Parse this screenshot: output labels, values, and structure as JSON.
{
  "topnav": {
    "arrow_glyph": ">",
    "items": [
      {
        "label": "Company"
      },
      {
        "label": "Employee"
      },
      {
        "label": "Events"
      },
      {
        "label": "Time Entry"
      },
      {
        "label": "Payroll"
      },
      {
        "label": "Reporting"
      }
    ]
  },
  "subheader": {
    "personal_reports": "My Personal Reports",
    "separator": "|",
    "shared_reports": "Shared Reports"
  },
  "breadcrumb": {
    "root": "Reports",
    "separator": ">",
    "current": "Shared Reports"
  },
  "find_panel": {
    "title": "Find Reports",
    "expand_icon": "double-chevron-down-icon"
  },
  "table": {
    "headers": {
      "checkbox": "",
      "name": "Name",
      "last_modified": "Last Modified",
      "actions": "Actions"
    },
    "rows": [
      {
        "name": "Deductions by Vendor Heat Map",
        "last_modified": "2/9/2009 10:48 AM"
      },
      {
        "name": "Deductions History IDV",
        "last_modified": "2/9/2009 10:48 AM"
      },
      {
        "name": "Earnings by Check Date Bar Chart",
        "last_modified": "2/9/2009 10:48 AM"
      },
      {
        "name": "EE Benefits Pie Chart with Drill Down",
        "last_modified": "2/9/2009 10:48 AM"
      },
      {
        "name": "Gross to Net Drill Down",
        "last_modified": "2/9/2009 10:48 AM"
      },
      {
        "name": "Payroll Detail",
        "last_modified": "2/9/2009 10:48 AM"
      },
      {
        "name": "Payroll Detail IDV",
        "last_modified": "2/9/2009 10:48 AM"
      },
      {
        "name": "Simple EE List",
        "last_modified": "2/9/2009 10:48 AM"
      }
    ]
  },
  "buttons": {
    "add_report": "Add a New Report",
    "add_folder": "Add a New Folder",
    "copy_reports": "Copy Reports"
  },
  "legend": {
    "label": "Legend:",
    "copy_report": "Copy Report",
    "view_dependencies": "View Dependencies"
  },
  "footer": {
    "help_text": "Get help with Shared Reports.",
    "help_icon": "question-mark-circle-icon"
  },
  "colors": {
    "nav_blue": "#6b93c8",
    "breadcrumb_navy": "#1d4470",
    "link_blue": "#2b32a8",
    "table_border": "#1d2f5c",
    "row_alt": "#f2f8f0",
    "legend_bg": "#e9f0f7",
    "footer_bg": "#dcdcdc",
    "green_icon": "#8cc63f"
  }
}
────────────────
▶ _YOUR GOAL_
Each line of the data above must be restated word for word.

▶ _OUTPUT BELOW_
Parse this screenshot: output labels, values, and structure as JSON.
{
  "topnav": {
    "arrow_glyph": ">",
    "items": [
      {
        "label": "Company"
      },
      {
        "label": "Employee"
      },
      {
        "label": "Events"
      },
      {
        "label": "Time Entry"
      },
      {
        "label": "Payroll"
      },
      {
        "label": "Reporting"
      }
    ]
  },
  "subheader": {
    "personal_reports": "My Personal Reports",
    "separator": "|",
    "shared_reports": "Shared Reports"
  },
  "breadcrumb": {
    "root": "Reports",
    "separator": ">",
    "current": "Shared Reports"
  },
  "find_panel": {
    "title": "Find Reports",
    "expand_icon": "double-chevron-down-icon"
  },
  "table": {
    "headers": {
      "checkbox": "",
      "name": "Name",
      "last_modified": "Last Modified",
      "actions": "Actions"
    },
    "rows": [
      {
        "name": "Deductions by Vendor Heat Map",
        "last_modified": "2/9/2009 10:48 AM"
      },
      {
        "name": "Deductions History IDV",
        "last_modified": "2/9/2009 10:48 AM"
      },
      {
        "name": "Earnings by Check Date Bar Chart",
        "last_modified": "2/9/2009 10:48 AM"
      },
      {
        "name": "EE Benefits Pie Chart with Drill Down",
        "last_modified": "2/9/2009 10:48 AM"
      },
      {
        "name": "Gross to Net Drill Down",
        "last_modified": "2/9/2009 10:48 AM"
      },
      {
        "name": "Payroll Detail",
        "last_modified": "2/9/2009 10:48 AM"
      },
      {
        "name": "Payroll Detail IDV",
        "last_modified": "2/9/2009 10:48 AM"
      },
      {
        "name": "Simple EE List",
        "last_modified": "2/9/2009 10:48 AM"
      }
    ]
  },
  "buttons": {
    "add_report": "Add a New Report",
    "add_folder": "Add a New Folder",
    "copy_reports": "Copy Reports"
  },
  "legend": {
    "label": "Legend:",
    "copy_report": "Copy Report",
    "view_dependencies": "View Dependencies"
  },
  "footer": {
    "help_text": "Get help with Shared Reports.",
    "help_icon": "question-mark-circle-icon"
  },
  "colors": {
    "nav_blue": "#6b93c8",
    "breadcrumb_navy": "#1d4470",
    "link_blue": "#2b32a8",
    "table_border": "#1d2f5c",
    "row_alt": "#f2f8f0",
    "legend_bg": "#e9f0f7",
    "footer_bg": "#dcdcdc",
    "green_icon": "#8cc63f"
  }
}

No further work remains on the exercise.